AB - Background: A number of potential candidate genes have been implicated in the pathogenesis of asthma. A 32 base pair deletion in the CCR5 gene renders this chemokine receptor non-functioning and has been shown to be associated with a reduced prevalence of asthma in childhood. The mechanism may be related to impairment of pathogen entry into cells and modified host inflammatory response. We sought to determine the influence of the CCR5A32 mutation on asthma and allergy in the transition from childhood to adulthood.Methods: 627 individuals first studied as part of a whole population schoolchildren cohort in 1989 when aged 8-12 years were followed up 10 years later for respiratory and allergy symptoms and laboratory markers of atopy. CCR5A32 status was also characterised and the association with childhood and adulthood symptoms determined.Results: The follow up sample was representative of the original cohort except for a slightly greater prevalence of symptomatic individuals. As children, none who were homozygous for the CCR5A32 mutation had a current physician's diagnosis of asthma. In multivariate analysis and controlling for known confounders, the protective effect of carrying the allele in childhood was highly significant (OR 0.31, 95% Cl 0. 14 to 0.72, p=0.006). There was no protective association with "current asthma" as classified in adulthood within the some population. Subjective or laboratory markers of atopy in childhood or adulthood were not associated with the CCR5A32 mutation. Methacholine bronchial hyperresponsiveness in adulthood was also unrelated to gene carrier status.Conclusions: In a population with a high allelic frequency for the CCR5A32 mutation, a significant protection against childhood asthma is evident which is independent of atopy. This protection is lost in p the transition between childhood and early adulthood. The contribution of different genetic candidates to the expression of asthma may change with advancing maturity and confound the interpretation of association and linkage studies unless age is taken into account.

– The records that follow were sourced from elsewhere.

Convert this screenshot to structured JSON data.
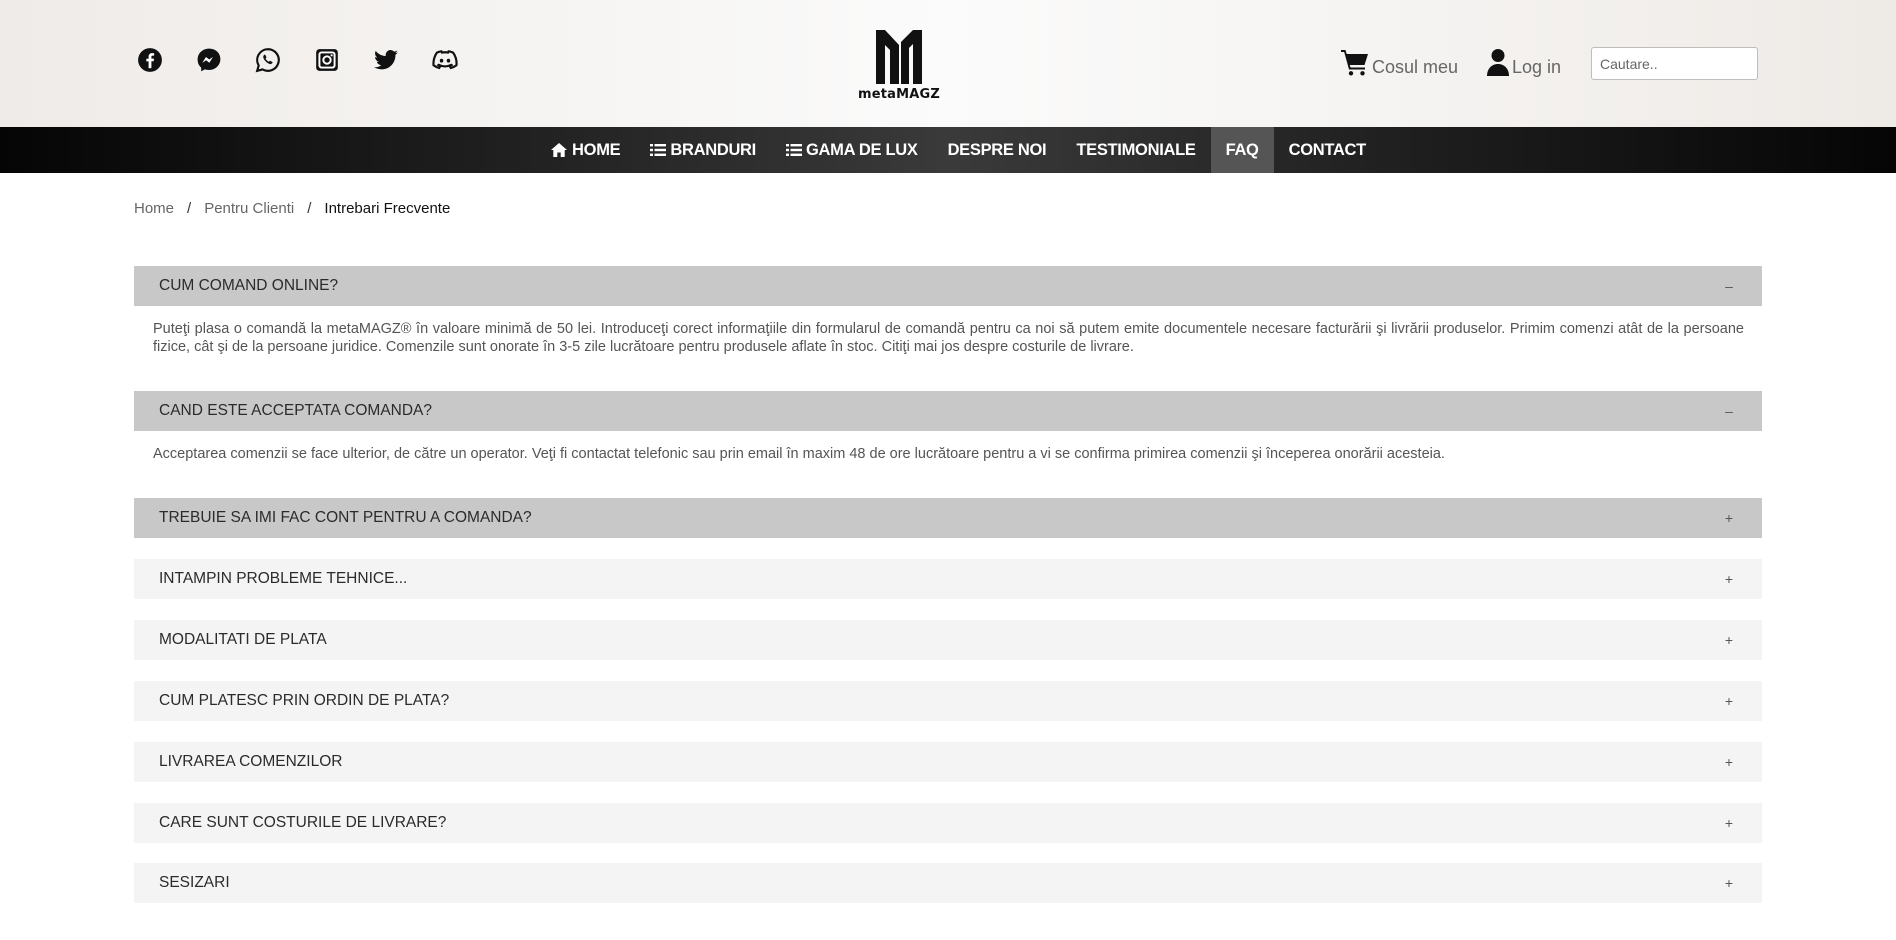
{
  "header": {
    "socials": [
      {
        "icon": "facebook-icon"
      },
      {
        "icon": "messenger-icon"
      },
      {
        "icon": "whatsapp-icon"
      },
      {
        "icon": "instagram-icon"
      },
      {
        "icon": "twitter-icon"
      },
      {
        "icon": "discord-icon"
      }
    ],
    "logo_text": "metaMAGZ",
    "cart_label": "Cosul meu",
    "login_label": "Log in",
    "search_placeholder": "Cautare.."
  },
  "nav": {
    "items": [
      {
        "label": "HOME",
        "icon": "home-icon"
      },
      {
        "label": "BRANDURI",
        "icon": "list-icon"
      },
      {
        "label": "GAMA DE LUX",
        "icon": "list-icon"
      },
      {
        "label": "DESPRE NOI"
      },
      {
        "label": "TESTIMONIALE"
      },
      {
        "label": "FAQ",
        "active": true
      },
      {
        "label": "CONTACT"
      }
    ]
  },
  "breadcrumb": {
    "home": "Home",
    "sep1": "/",
    "section": "Pentru Clienti",
    "sep2": "/",
    "current": "Intrebari Frecvente"
  },
  "faq": {
    "items": [
      {
        "question": "CUM COMAND ONLINE?",
        "sign": "–",
        "answer": "Puteţi plasa o comandă la metaMAGZ® în valoare minimă de 50 lei. Introduceţi corect informaţiile din formularul de comandă pentru ca noi să putem emite documentele necesare facturării şi livrării produselor. Primim comenzi atât de la persoane fizice, cât şi de la persoane juridice. Comenzile sunt onorate în 3-5 zile lucrătoare pentru produsele aflate în stoc. Citiţi mai jos despre costurile de livrare."
      },
      {
        "question": "CAND ESTE ACCEPTATA COMANDA?",
        "sign": "–",
        "answer": "Acceptarea comenzii se face ulterior, de către un operator. Veţi fi contactat telefonic sau prin email în maxim 48 de ore lucrătoare pentru a vi se confirma primirea comenzii şi începerea onorării acesteia."
      },
      {
        "question": "TREBUIE SA IMI FAC CONT PENTRU A COMANDA?",
        "sign": "+"
      },
      {
        "question": "INTAMPIN PROBLEME TEHNICE...",
        "sign": "+"
      },
      {
        "question": "MODALITATI DE PLATA",
        "sign": "+"
      },
      {
        "question": "CUM PLATESC PRIN ORDIN DE PLATA?",
        "sign": "+"
      },
      {
        "question": "LIVRAREA COMENZILOR",
        "sign": "+"
      },
      {
        "question": "CARE SUNT COSTURILE DE LIVRARE?",
        "sign": "+"
      },
      {
        "question": "SESIZARI",
        "sign": "+"
      }
    ]
  },
  "colors": {
    "nav_active": "#555555",
    "faq_open_header": "#c8c8c8",
    "faq_closed_header": "#f4f4f4"
  }
}
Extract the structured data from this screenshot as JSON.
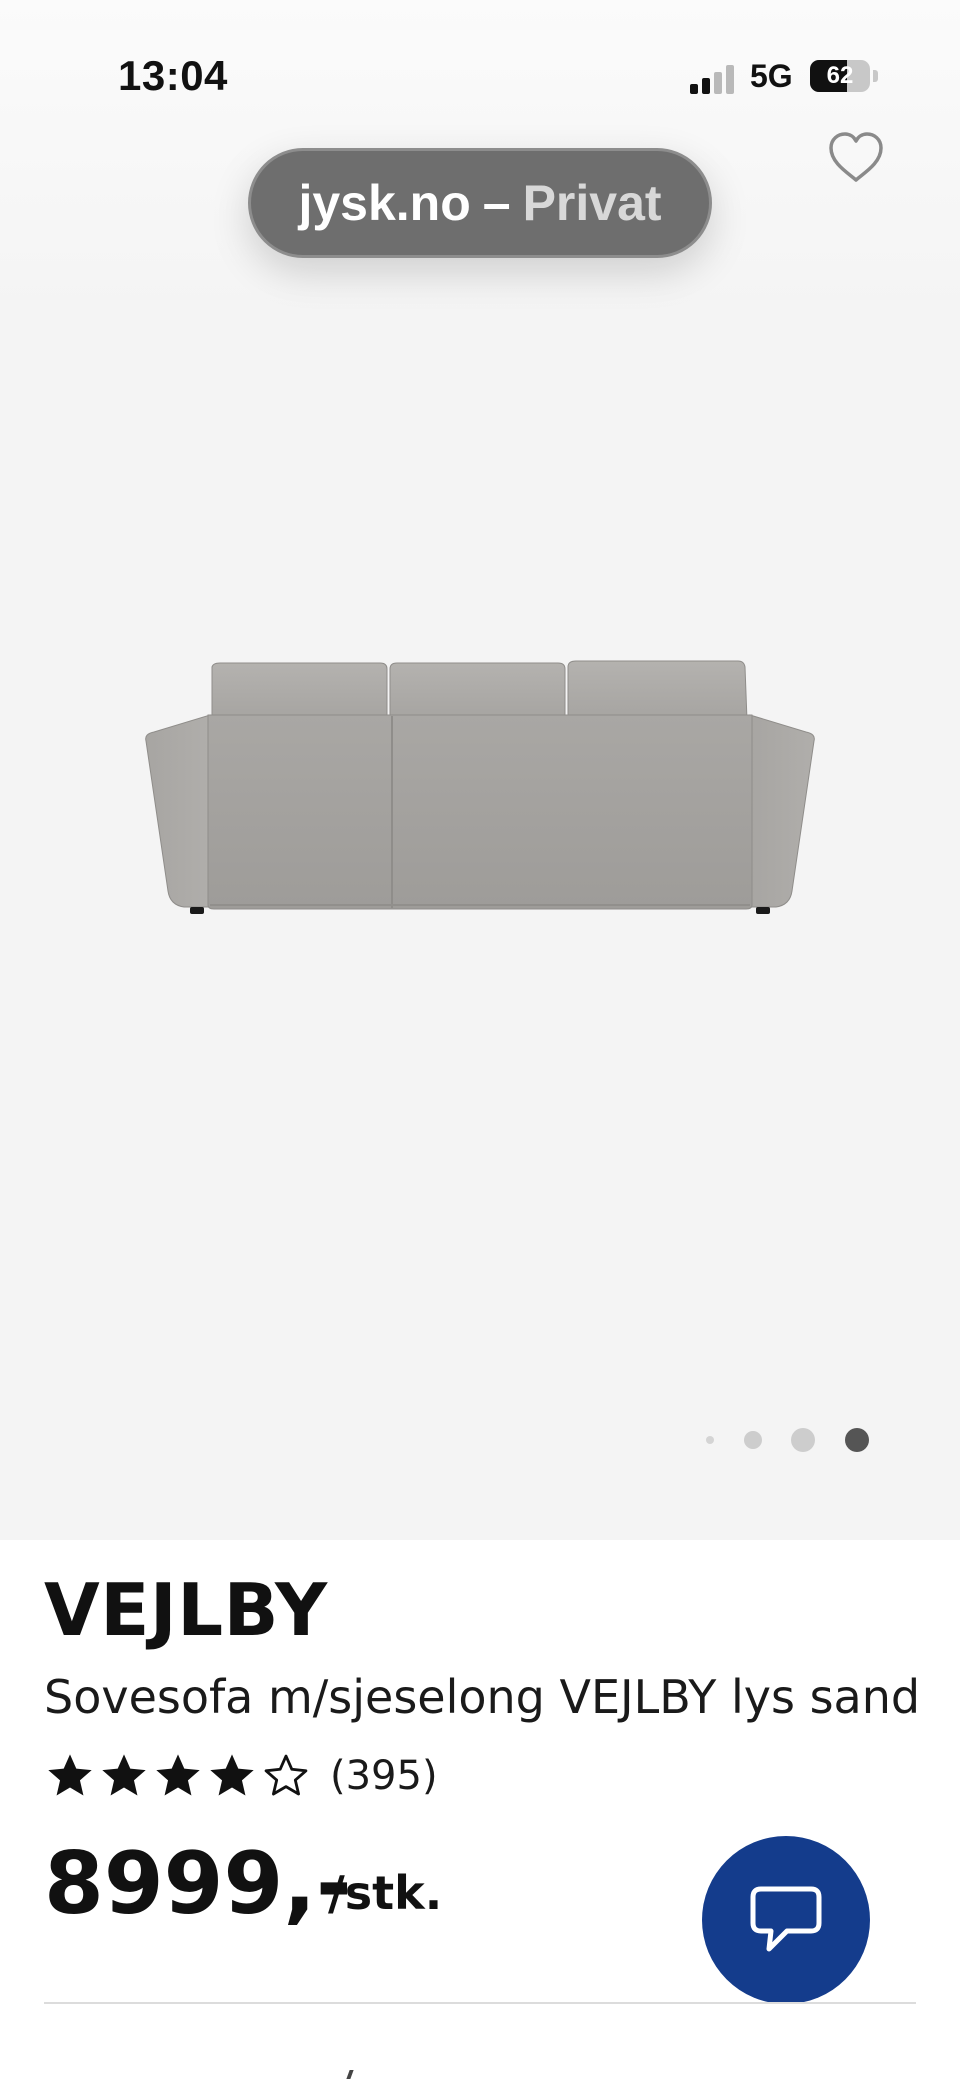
{
  "status_bar": {
    "time": "13:04",
    "network": "5G",
    "battery": "62",
    "battery_level_percent": 62
  },
  "browser": {
    "url_domain": "jysk.no",
    "separator": "–",
    "mode": "Privat"
  },
  "gallery": {
    "image_icon": "sofa-back-view",
    "favourite_icon": "heart-outline-icon",
    "total_images": 4,
    "active_index": 4
  },
  "product": {
    "brand": "VEJLBY",
    "name": "Sovesofa m/sjeselong VEJLBY lys sand",
    "rating_value": 4,
    "rating_max": 5,
    "review_count": "(395)",
    "price": "8999,-",
    "unit": "/stk."
  },
  "chat": {
    "icon": "chat-bubble-icon",
    "color": "#143c8c"
  }
}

KW - CCR5 GENE

KW - INFLAMMATORY RESPONSE

KW - SCHOOLCHILDREN

KW - PREVALENCE

KW - RESISTANCE

KW - SYMPTOMS

KW - CHILDREN

KW - DELETION

KW - DISEASES

KW - ALLELE

U2 - 10.1136/thorax.58.3.222

DO - 10.1136/thorax.58.3.222

M3 - Article

VL - 58

SP - 222

EP - 226

JO - Thorax

JF - Thorax

SN - 0040-6376

IS - 3

ER -